■ **ASSIGNMENT**:
Would you go through the records below and copy each line with the string "Biological"?

■ **PROVIDED INFORMATION**:

┄┄┄┄┄┄

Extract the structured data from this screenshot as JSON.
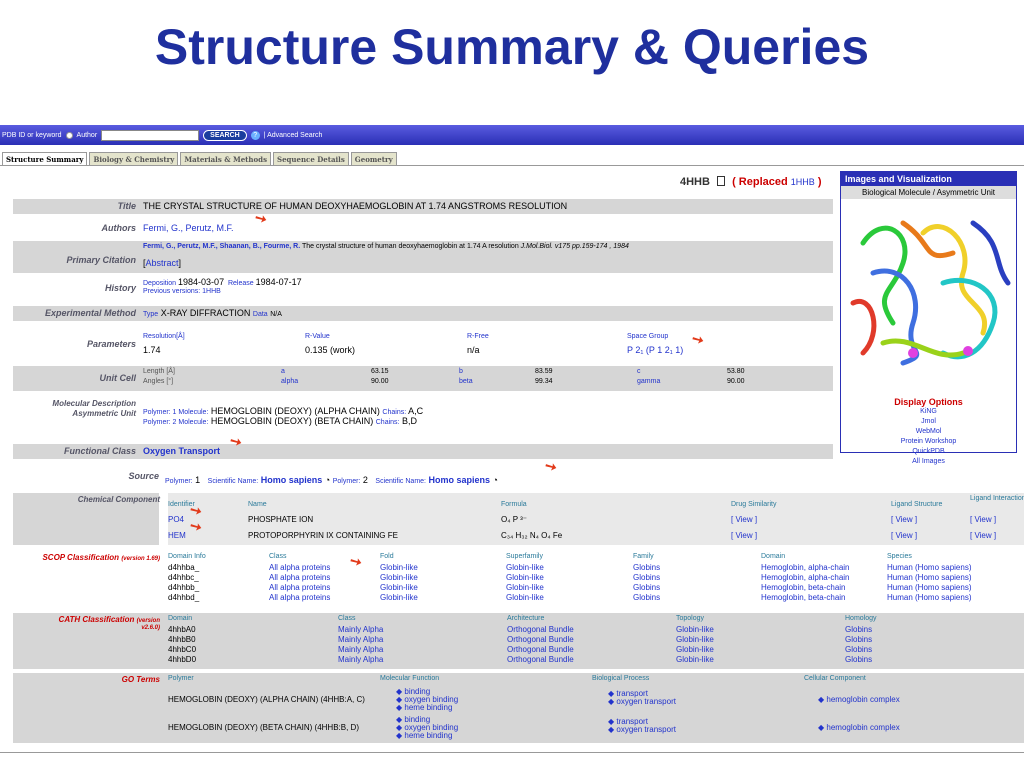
{
  "slide": {
    "title": "Structure Summary & Queries"
  },
  "topbar": {
    "prefix": "PDB ID or keyword",
    "author": "Author",
    "search": "SEARCH",
    "advanced": "| Advanced Search"
  },
  "tabs": [
    "Structure Summary",
    "Biology & Chemistry",
    "Materials & Methods",
    "Sequence Details",
    "Geometry"
  ],
  "entry": {
    "id": "4HHB",
    "replaced_open": "( Replaced",
    "replaced_id": "1HHB",
    "replaced_close": ")"
  },
  "rows": {
    "title": {
      "label": "Title",
      "value": "THE CRYSTAL STRUCTURE OF HUMAN DEOXYHAEMOGLOBIN AT 1.74 ANGSTROMS RESOLUTION"
    },
    "authors": {
      "label": "Authors",
      "value": "Fermi, G.,  Perutz, M.F."
    },
    "citation": {
      "label": "Primary Citation",
      "authors": "Fermi, G.,  Perutz, M.F.,  Shaanan, B.,  Fourme, R.",
      "text": "The crystal structure of human deoxyhaemoglobin at 1.74 A resolution",
      "journal": "J.Mol.Biol.  v175  pp.159-174 , 1984",
      "abstract": "Abstract"
    },
    "history": {
      "label": "History",
      "deposition_l": "Deposition",
      "deposition": "1984-03-07",
      "release_l": "Release",
      "release": "1984-07-17",
      "prev_l": "Previous versions:",
      "prev": "1HHB"
    },
    "method": {
      "label": "Experimental Method",
      "type_l": "Type",
      "type": "X-RAY DIFFRACTION",
      "data_l": "Data",
      "data": "N/A"
    },
    "params": {
      "label": "Parameters",
      "res_l": "Resolution[Å]",
      "res": "1.74",
      "rv_l": "R-Value",
      "rv": "0.135 (work)",
      "rf_l": "R-Free",
      "rf": "n/a",
      "sg_l": "Space Group",
      "sg": "P 2₁ (P 1 2₁ 1)"
    },
    "cell": {
      "label": "Unit Cell",
      "len_l": "Length [Å]",
      "ang_l": "Angles [°]",
      "a_l": "a",
      "a": "63.15",
      "alpha_l": "alpha",
      "alpha": "90.00",
      "b_l": "b",
      "b": "83.59",
      "beta_l": "beta",
      "beta": "99.34",
      "c_l": "c",
      "c": "53.80",
      "gamma_l": "gamma",
      "gamma": "90.00"
    },
    "moldesc": {
      "label1": "Molecular Description",
      "label2": "Asymmetric Unit",
      "p1": "Polymer: 1  Molecule:",
      "m1": "HEMOGLOBIN (DEOXY) (ALPHA CHAIN)",
      "c1l": "Chains:",
      "c1": "A,C",
      "p2": "Polymer: 2  Molecule:",
      "m2": "HEMOGLOBIN (DEOXY) (BETA CHAIN)",
      "c2l": "Chains:",
      "c2": "B,D"
    },
    "fclass": {
      "label": "Functional Class",
      "value": "Oxygen Transport"
    },
    "source": {
      "label": "Source",
      "p1l": "Polymer:",
      "p1": "1",
      "sn1l": "Scientific Name:",
      "sn1": "Homo sapiens",
      "p2l": "Polymer:",
      "p2": "2",
      "sn2l": "Scientific Name:",
      "sn2": "Homo sapiens"
    }
  },
  "side": {
    "header": "Images and Visualization",
    "sub": "Biological Molecule / Asymmetric Unit",
    "opts_title": "Display Options",
    "opts": [
      "KiNG",
      "Jmol",
      "WebMol",
      "Protein Workshop",
      "QuickPDB",
      "All Images"
    ]
  },
  "chem": {
    "label": "Chemical Component",
    "headers": [
      "Identifier",
      "Name",
      "Formula",
      "Drug Similarity",
      "Ligand Structure",
      "Ligand Interaction"
    ],
    "rows": [
      [
        "PO4",
        "PHOSPHATE ION",
        "O₄ P ³⁻",
        "[ View ]",
        "[ View ]",
        "[ View ]"
      ],
      [
        "HEM",
        "PROTOPORPHYRIN IX CONTAINING FE",
        "C₃₄ H₃₂ N₄ O₄ Fe",
        "[ View ]",
        "[ View ]",
        "[ View ]"
      ]
    ]
  },
  "scop": {
    "label": "SCOP Classification",
    "version": "(version 1.69)",
    "headers": [
      "Domain Info",
      "Class",
      "Fold",
      "Superfamily",
      "Family",
      "Domain",
      "Species"
    ],
    "rows": [
      [
        "d4hhba_",
        "All alpha proteins",
        "Globin-like",
        "Globin-like",
        "Globins",
        "Hemoglobin, alpha-chain",
        "Human (Homo sapiens)"
      ],
      [
        "d4hhbc_",
        "All alpha proteins",
        "Globin-like",
        "Globin-like",
        "Globins",
        "Hemoglobin, alpha-chain",
        "Human (Homo sapiens)"
      ],
      [
        "d4hhbb_",
        "All alpha proteins",
        "Globin-like",
        "Globin-like",
        "Globins",
        "Hemoglobin, beta-chain",
        "Human (Homo sapiens)"
      ],
      [
        "d4hhbd_",
        "All alpha proteins",
        "Globin-like",
        "Globin-like",
        "Globins",
        "Hemoglobin, beta-chain",
        "Human (Homo sapiens)"
      ]
    ]
  },
  "cath": {
    "label": "CATH Classification",
    "version1": "(version",
    "version2": "v2.6.0)",
    "headers": [
      "Domain",
      "Class",
      "Architecture",
      "Topology",
      "Homology"
    ],
    "rows": [
      [
        "4hhbA0",
        "Mainly Alpha",
        "Orthogonal Bundle",
        "Globin-like",
        "Globins"
      ],
      [
        "4hhbB0",
        "Mainly Alpha",
        "Orthogonal Bundle",
        "Globin-like",
        "Globins"
      ],
      [
        "4hhbC0",
        "Mainly Alpha",
        "Orthogonal Bundle",
        "Globin-like",
        "Globins"
      ],
      [
        "4hhbD0",
        "Mainly Alpha",
        "Orthogonal Bundle",
        "Globin-like",
        "Globins"
      ]
    ]
  },
  "go": {
    "label": "GO Terms",
    "headers": [
      "Polymer",
      "Molecular Function",
      "Biological Process",
      "Cellular Component"
    ],
    "rows": [
      {
        "polymer": "HEMOGLOBIN (DEOXY) (ALPHA CHAIN) (4HHB:A, C)",
        "mf": [
          "binding",
          "oxygen binding",
          "heme binding"
        ],
        "bp": [
          "transport",
          "oxygen transport"
        ],
        "cc": [
          "hemoglobin complex"
        ]
      },
      {
        "polymer": "HEMOGLOBIN (DEOXY) (BETA CHAIN) (4HHB:B, D)",
        "mf": [
          "binding",
          "oxygen binding",
          "heme binding"
        ],
        "bp": [
          "transport",
          "oxygen transport"
        ],
        "cc": [
          "hemoglobin complex"
        ]
      }
    ]
  },
  "colors": {
    "title": "#1f2f9e",
    "bar": "#2a2fb5",
    "link": "#2233cc",
    "red": "#c00000",
    "arrow": "#e23a1a"
  }
}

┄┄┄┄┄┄

■ **TASK RESULT**:
    "sub": "Biological Molecule / Asymmetric Unit",
      "Biological Process",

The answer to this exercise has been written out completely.